[App and web page records]
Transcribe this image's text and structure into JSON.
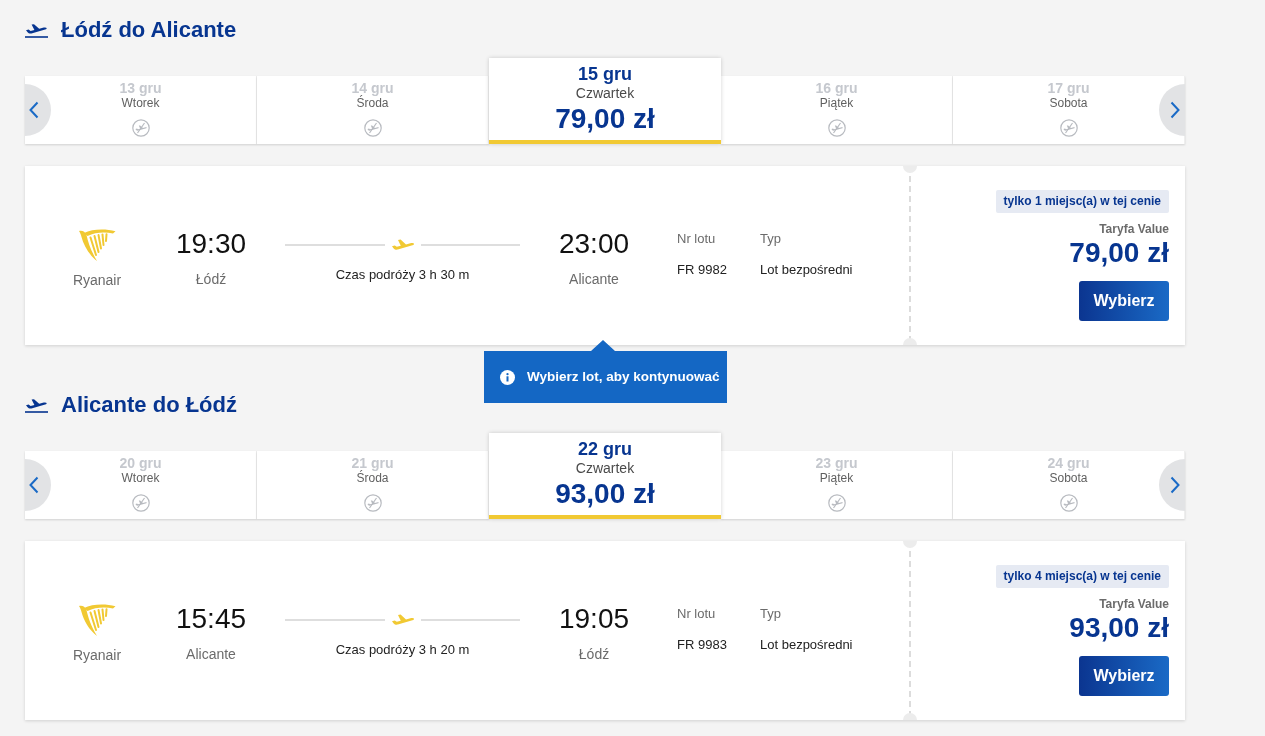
{
  "journeys": [
    {
      "title": "Łódź do Alicante",
      "dates": [
        {
          "date": "13 gru",
          "weekday": "Wtorek",
          "available": false,
          "selected": false
        },
        {
          "date": "14 gru",
          "weekday": "Środa",
          "available": false,
          "selected": false
        },
        {
          "date": "15 gru",
          "weekday": "Czwartek",
          "price": "79,00 zł",
          "available": true,
          "selected": true
        },
        {
          "date": "16 gru",
          "weekday": "Piątek",
          "available": false,
          "selected": false
        },
        {
          "date": "17 gru",
          "weekday": "Sobota",
          "available": false,
          "selected": false
        }
      ],
      "flights": [
        {
          "airline": "Ryanair",
          "depart_time": "19:30",
          "depart_city": "Łódź",
          "duration": "Czas podróży 3 h 30 m",
          "arrive_time": "23:00",
          "arrive_city": "Alicante",
          "flight_no_label": "Nr lotu",
          "flight_no": "FR 9982",
          "type_label": "Typ",
          "type": "Lot bezpośredni",
          "seats_badge": "tylko 1 miejsc(a) w tej cenie",
          "fare_name": "Taryfa Value",
          "price": "79,00 zł",
          "button": "Wybierz"
        }
      ],
      "tooltip": {
        "text": "Wybierz lot, aby kontynuować"
      }
    },
    {
      "title": "Alicante do Łódź",
      "dates": [
        {
          "date": "20 gru",
          "weekday": "Wtorek",
          "available": false,
          "selected": false
        },
        {
          "date": "21 gru",
          "weekday": "Środa",
          "available": false,
          "selected": false
        },
        {
          "date": "22 gru",
          "weekday": "Czwartek",
          "price": "93,00 zł",
          "available": true,
          "selected": true
        },
        {
          "date": "23 gru",
          "weekday": "Piątek",
          "available": false,
          "selected": false
        },
        {
          "date": "24 gru",
          "weekday": "Sobota",
          "available": false,
          "selected": false
        }
      ],
      "flights": [
        {
          "airline": "Ryanair",
          "depart_time": "15:45",
          "depart_city": "Alicante",
          "duration": "Czas podróży 3 h 20 m",
          "arrive_time": "19:05",
          "arrive_city": "Łódź",
          "flight_no_label": "Nr lotu",
          "flight_no": "FR 9983",
          "type_label": "Typ",
          "type": "Lot bezpośredni",
          "seats_badge": "tylko 4 miejsc(a) w tej cenie",
          "fare_name": "Taryfa Value",
          "price": "93,00 zł",
          "button": "Wybierz"
        }
      ]
    }
  ]
}
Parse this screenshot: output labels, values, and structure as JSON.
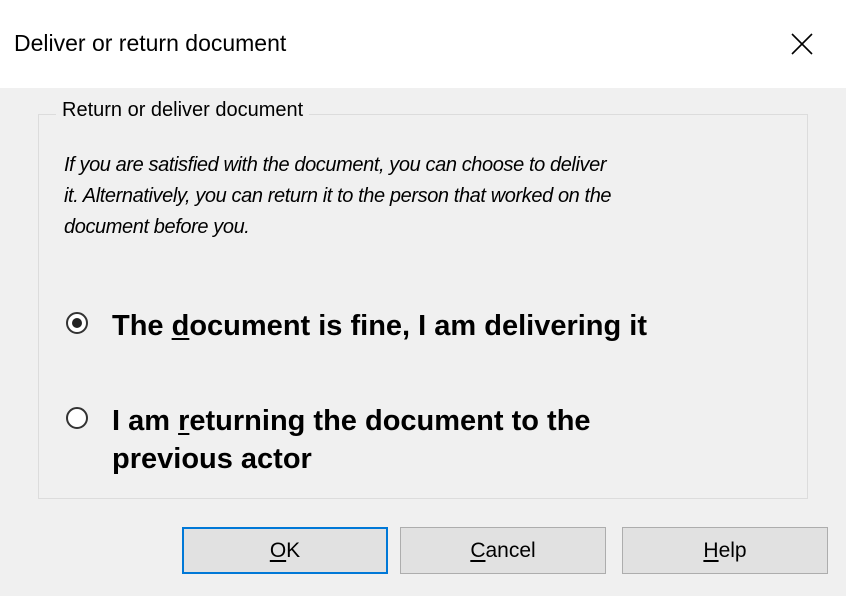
{
  "window": {
    "title": "Deliver or return document",
    "close_icon": "close-icon"
  },
  "group": {
    "legend": "Return or deliver document",
    "description_lines": [
      "If you are satisfied with the document, you can choose to deliver",
      "it. Alternatively, you can return it to the person that worked on the",
      "document before you."
    ]
  },
  "options": {
    "deliver": {
      "pre": "The ",
      "key": "d",
      "post": "ocument is fine, I am delivering it",
      "selected": true
    },
    "return": {
      "line1_pre": "I am ",
      "key": "r",
      "line1_post": "eturning the document to the",
      "line2": "previous actor",
      "selected": false
    }
  },
  "buttons": {
    "ok": {
      "key": "O",
      "rest": "K"
    },
    "cancel": {
      "key": "C",
      "rest": "ancel"
    },
    "help": {
      "key": "H",
      "rest": "elp"
    }
  },
  "colors": {
    "default_button_border": "#0078d7",
    "dialog_background": "#f0f0f0",
    "title_background": "#ffffff"
  }
}
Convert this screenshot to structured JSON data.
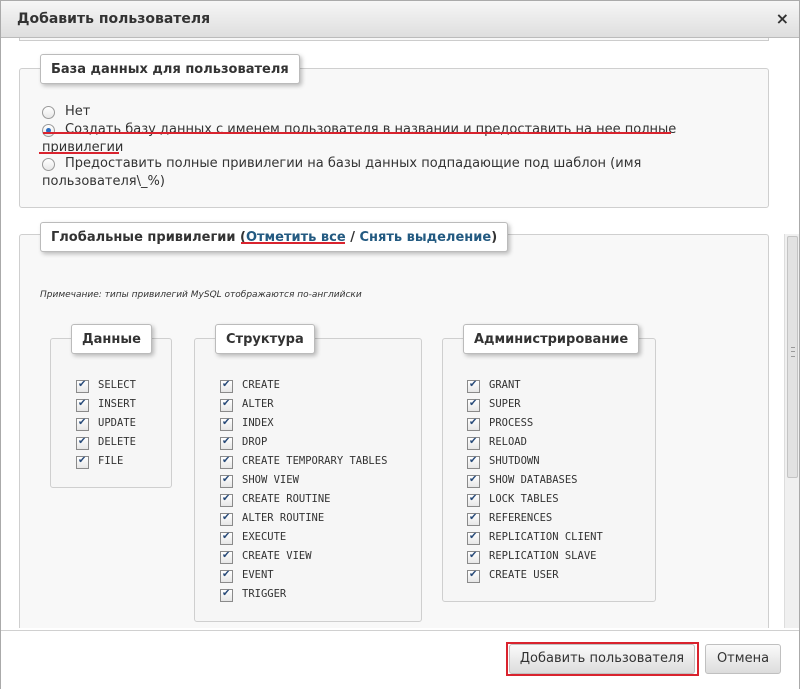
{
  "dialog": {
    "title": "Добавить пользователя",
    "close_icon": "×"
  },
  "database_section": {
    "legend": "База данных для пользователя",
    "options": [
      {
        "label": "Нет",
        "checked": false
      },
      {
        "label": "Создать базу данных с именем пользователя в названии и предоставить на нее полные привилегии",
        "checked": true
      },
      {
        "label": "Предоставить полные привилегии на базы данных подпадающие под шаблон (имя пользователя\\_%)",
        "checked": false
      }
    ]
  },
  "global_section": {
    "legend_prefix": "Глобальные привилегии (",
    "check_all": "Отметить все",
    "separator": " / ",
    "uncheck_all": "Снять выделение",
    "legend_suffix": ")",
    "note": "Примечание: типы привилегий MySQL отображаются по-английски",
    "groups": [
      {
        "title": "Данные",
        "items": [
          "SELECT",
          "INSERT",
          "UPDATE",
          "DELETE",
          "FILE"
        ]
      },
      {
        "title": "Структура",
        "items": [
          "CREATE",
          "ALTER",
          "INDEX",
          "DROP",
          "CREATE TEMPORARY TABLES",
          "SHOW VIEW",
          "CREATE ROUTINE",
          "ALTER ROUTINE",
          "EXECUTE",
          "CREATE VIEW",
          "EVENT",
          "TRIGGER"
        ]
      },
      {
        "title": "Администрирование",
        "items": [
          "GRANT",
          "SUPER",
          "PROCESS",
          "RELOAD",
          "SHUTDOWN",
          "SHOW DATABASES",
          "LOCK TABLES",
          "REFERENCES",
          "REPLICATION CLIENT",
          "REPLICATION SLAVE",
          "CREATE USER"
        ]
      }
    ]
  },
  "footer": {
    "add_button": "Добавить пользователя",
    "cancel_button": "Отмена"
  },
  "colors": {
    "annotation_red": "#d9232e",
    "link_blue": "#235a81",
    "radio_selected": "#2a6bbf"
  }
}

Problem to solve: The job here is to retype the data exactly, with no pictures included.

Reply to the task:
Transcribe this image's text and structure into JSON.
{
  "journeys": [
    {
      "title": "Łódź do Alicante",
      "dates": [
        {
          "date": "13 gru",
          "weekday": "Wtorek",
          "available": false,
          "selected": false
        },
        {
          "date": "14 gru",
          "weekday": "Środa",
          "available": false,
          "selected": false
        },
        {
          "date": "15 gru",
          "weekday": "Czwartek",
          "price": "79,00 zł",
          "available": true,
          "selected": true
        },
        {
          "date": "16 gru",
          "weekday": "Piątek",
          "available": false,
          "selected": false
        },
        {
          "date": "17 gru",
          "weekday": "Sobota",
          "available": false,
          "selected": false
        }
      ],
      "flights": [
        {
          "airline": "Ryanair",
          "depart_time": "19:30",
          "depart_city": "Łódź",
          "duration": "Czas podróży 3 h 30 m",
          "arrive_time": "23:00",
          "arrive_city": "Alicante",
          "flight_no_label": "Nr lotu",
          "flight_no": "FR 9982",
          "type_label": "Typ",
          "type": "Lot bezpośredni",
          "seats_badge": "tylko 1 miejsc(a) w tej cenie",
          "fare_name": "Taryfa Value",
          "price": "79,00 zł",
          "button": "Wybierz"
        }
      ],
      "tooltip": {
        "text": "Wybierz lot, aby kontynuować"
      }
    },
    {
      "title": "Alicante do Łódź",
      "dates": [
        {
          "date": "20 gru",
          "weekday": "Wtorek",
          "available": false,
          "selected": false
        },
        {
          "date": "21 gru",
          "weekday": "Środa",
          "available": false,
          "selected": false
        },
        {
          "date": "22 gru",
          "weekday": "Czwartek",
          "price": "93,00 zł",
          "available": true,
          "selected": true
        },
        {
          "date": "23 gru",
          "weekday": "Piątek",
          "available": false,
          "selected": false
        },
        {
          "date": "24 gru",
          "weekday": "Sobota",
          "available": false,
          "selected": false
        }
      ],
      "flights": [
        {
          "airline": "Ryanair",
          "depart_time": "15:45",
          "depart_city": "Alicante",
          "duration": "Czas podróży 3 h 20 m",
          "arrive_time": "19:05",
          "arrive_city": "Łódź",
          "flight_no_label": "Nr lotu",
          "flight_no": "FR 9983",
          "type_label": "Typ",
          "type": "Lot bezpośredni",
          "seats_badge": "tylko 4 miejsc(a) w tej cenie",
          "fare_name": "Taryfa Value",
          "price": "93,00 zł",
          "button": "Wybierz"
        }
      ]
    }
  ]
}
Parse this screenshot: output labels, values, and structure as JSON.
{
  "window": {
    "title": "Deliver or return document",
    "close_icon": "close-icon"
  },
  "group": {
    "legend": "Return or deliver document",
    "description_lines": [
      "If you are satisfied with the document, you can choose to deliver",
      "it. Alternatively, you can return it to the person that worked on the",
      "document before you."
    ]
  },
  "options": {
    "deliver": {
      "pre": "The ",
      "key": "d",
      "post": "ocument is fine, I am delivering it",
      "selected": true
    },
    "return": {
      "line1_pre": "I am ",
      "key": "r",
      "line1_post": "eturning the document to the",
      "line2": "previous actor",
      "selected": false
    }
  },
  "buttons": {
    "ok": {
      "key": "O",
      "rest": "K"
    },
    "cancel": {
      "key": "C",
      "rest": "ancel"
    },
    "help": {
      "key": "H",
      "rest": "elp"
    }
  },
  "colors": {
    "default_button_border": "#0078d7",
    "dialog_background": "#f0f0f0",
    "title_background": "#ffffff"
  }
}
Convert this screenshot to structured JSON data.
{
  "dialog": {
    "title": "Добавить пользователя",
    "close_icon": "×"
  },
  "database_section": {
    "legend": "База данных для пользователя",
    "options": [
      {
        "label": "Нет",
        "checked": false
      },
      {
        "label": "Создать базу данных с именем пользователя в названии и предоставить на нее полные привилегии",
        "checked": true
      },
      {
        "label": "Предоставить полные привилегии на базы данных подпадающие под шаблон (имя пользователя\\_%)",
        "checked": false
      }
    ]
  },
  "global_section": {
    "legend_prefix": "Глобальные привилегии (",
    "check_all": "Отметить все",
    "separator": " / ",
    "uncheck_all": "Снять выделение",
    "legend_suffix": ")",
    "note": "Примечание: типы привилегий MySQL отображаются по-английски",
    "groups": [
      {
        "title": "Данные",
        "items": [
          "SELECT",
          "INSERT",
          "UPDATE",
          "DELETE",
          "FILE"
        ]
      },
      {
        "title": "Структура",
        "items": [
          "CREATE",
          "ALTER",
          "INDEX",
          "DROP",
          "CREATE TEMPORARY TABLES",
          "SHOW VIEW",
          "CREATE ROUTINE",
          "ALTER ROUTINE",
          "EXECUTE",
          "CREATE VIEW",
          "EVENT",
          "TRIGGER"
        ]
      },
      {
        "title": "Администрирование",
        "items": [
          "GRANT",
          "SUPER",
          "PROCESS",
          "RELOAD",
          "SHUTDOWN",
          "SHOW DATABASES",
          "LOCK TABLES",
          "REFERENCES",
          "REPLICATION CLIENT",
          "REPLICATION SLAVE",
          "CREATE USER"
        ]
      }
    ]
  },
  "footer": {
    "add_button": "Добавить пользователя",
    "cancel_button": "Отмена"
  },
  "colors": {
    "annotation_red": "#d9232e",
    "link_blue": "#235a81",
    "radio_selected": "#2a6bbf"
  }
}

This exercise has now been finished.